A stocky member of the cow family from Africa. The females form protective herds whilst the males are mostly solitary. Members of the herd are thought to ‘vote’ on which direction the herd should move.
African Buffalo Subspecies
2 subspecies, and some races: S.c. caffer (Cape buffalo) in savannas and woodland, S.c. nanus (Forest buffalo) in forests near the equator.
African Buffalo Life Span
Although they have a lifespan of about 30 years, it is unlikely that they reach even half that age in the wild.
African Buffalo Statistics
240-340cm long, with a 75-110cm long tail and standing 135-170cm at the shoulder and weighing 680kg (male) or 576kg (female). The forest subspecies is smaller in all dimensions, being about 220cm long and standing 100-120cm at the shoulder.
African Buffalo Physical Description
A heavily built member of the cow family with a reddish brown coat (darker in the forest subspecies). The neck is thick, and the head carries two low, curved horns with a large boss between them.
African Buffalo Distribution
African Buffalo Habitat
Savannah and woodland.
African Buffalo Diet
Grass and other vegetation.
African Buffalo Behavior
Females live in herds with their young (including males under 3 years old). These are usually around 12 individuals in the forest buffalo, but up to 1,000 in the Cape buffalo. Males are mostly solitary or form small bachelor groups. The herds are very protective of their members, and appear to ‘vote’ on which direction they should move using different postures.
African Buffalo Reproduction
Breeding can take place at any time of year, but births tend to peak during the wet season. Males associate with the herd for a short period and pursue any females in oestrus during this time and try to repel any other males. Gestation is 340 days, after which a single calf is born.

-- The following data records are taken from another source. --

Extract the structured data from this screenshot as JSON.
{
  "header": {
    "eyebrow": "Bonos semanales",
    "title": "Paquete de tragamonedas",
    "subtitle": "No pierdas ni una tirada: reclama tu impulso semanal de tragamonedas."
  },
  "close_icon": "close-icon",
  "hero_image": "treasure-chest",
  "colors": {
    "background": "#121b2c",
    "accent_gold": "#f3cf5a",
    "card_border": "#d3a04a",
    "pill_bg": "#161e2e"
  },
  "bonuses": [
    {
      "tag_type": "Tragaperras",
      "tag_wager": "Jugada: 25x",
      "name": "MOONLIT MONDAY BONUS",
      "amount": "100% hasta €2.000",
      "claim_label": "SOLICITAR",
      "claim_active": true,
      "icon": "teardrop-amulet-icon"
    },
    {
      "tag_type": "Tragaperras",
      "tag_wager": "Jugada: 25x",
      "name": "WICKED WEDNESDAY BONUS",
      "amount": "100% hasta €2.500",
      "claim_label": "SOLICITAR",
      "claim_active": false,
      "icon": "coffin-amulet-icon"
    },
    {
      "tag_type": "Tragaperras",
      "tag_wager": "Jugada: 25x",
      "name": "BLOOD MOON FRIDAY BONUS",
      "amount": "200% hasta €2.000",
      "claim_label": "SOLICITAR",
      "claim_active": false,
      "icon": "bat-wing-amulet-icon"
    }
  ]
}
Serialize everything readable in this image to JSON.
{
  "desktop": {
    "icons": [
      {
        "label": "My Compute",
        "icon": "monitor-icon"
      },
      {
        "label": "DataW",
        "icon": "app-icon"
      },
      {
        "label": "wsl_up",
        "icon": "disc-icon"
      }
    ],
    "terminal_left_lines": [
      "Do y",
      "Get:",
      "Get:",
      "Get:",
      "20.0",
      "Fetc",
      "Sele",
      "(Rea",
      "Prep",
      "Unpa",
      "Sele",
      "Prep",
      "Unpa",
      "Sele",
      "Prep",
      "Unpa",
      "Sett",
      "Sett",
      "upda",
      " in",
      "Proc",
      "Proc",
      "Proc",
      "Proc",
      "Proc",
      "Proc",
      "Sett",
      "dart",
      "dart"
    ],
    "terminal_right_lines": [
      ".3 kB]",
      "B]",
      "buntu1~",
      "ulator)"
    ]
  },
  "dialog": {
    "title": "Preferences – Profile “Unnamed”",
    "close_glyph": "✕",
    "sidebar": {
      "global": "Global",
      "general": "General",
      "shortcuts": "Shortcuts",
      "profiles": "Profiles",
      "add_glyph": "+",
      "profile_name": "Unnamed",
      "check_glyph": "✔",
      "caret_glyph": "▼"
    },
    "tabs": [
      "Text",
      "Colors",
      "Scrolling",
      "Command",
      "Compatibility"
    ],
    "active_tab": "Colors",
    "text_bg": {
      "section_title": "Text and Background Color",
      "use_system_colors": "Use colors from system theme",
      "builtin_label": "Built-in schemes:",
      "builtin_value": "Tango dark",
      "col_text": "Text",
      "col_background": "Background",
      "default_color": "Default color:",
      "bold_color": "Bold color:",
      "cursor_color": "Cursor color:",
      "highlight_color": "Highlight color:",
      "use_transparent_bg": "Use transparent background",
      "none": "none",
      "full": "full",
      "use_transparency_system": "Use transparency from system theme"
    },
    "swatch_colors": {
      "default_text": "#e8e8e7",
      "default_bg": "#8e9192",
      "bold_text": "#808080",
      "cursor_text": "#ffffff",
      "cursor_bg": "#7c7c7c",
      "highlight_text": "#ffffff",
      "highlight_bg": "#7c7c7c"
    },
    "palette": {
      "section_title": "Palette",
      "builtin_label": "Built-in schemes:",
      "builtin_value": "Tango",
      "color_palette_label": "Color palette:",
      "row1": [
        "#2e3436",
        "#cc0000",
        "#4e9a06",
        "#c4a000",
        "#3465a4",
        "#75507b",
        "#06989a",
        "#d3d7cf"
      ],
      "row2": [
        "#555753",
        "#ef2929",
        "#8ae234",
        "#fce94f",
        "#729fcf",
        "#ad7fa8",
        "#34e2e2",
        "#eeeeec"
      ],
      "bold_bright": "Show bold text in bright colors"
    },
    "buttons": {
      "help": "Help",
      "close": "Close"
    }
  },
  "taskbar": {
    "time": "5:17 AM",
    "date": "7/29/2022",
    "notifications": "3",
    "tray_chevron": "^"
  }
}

The youngster remains hidden in vegetation for the first few weeks, being nursed occasionally by the mother, before joining the protective group, where they are held in the centre of the herd for safety.
African Buffalo Conservation Status
Listed as ‘Lower risk – Conservation Dependent’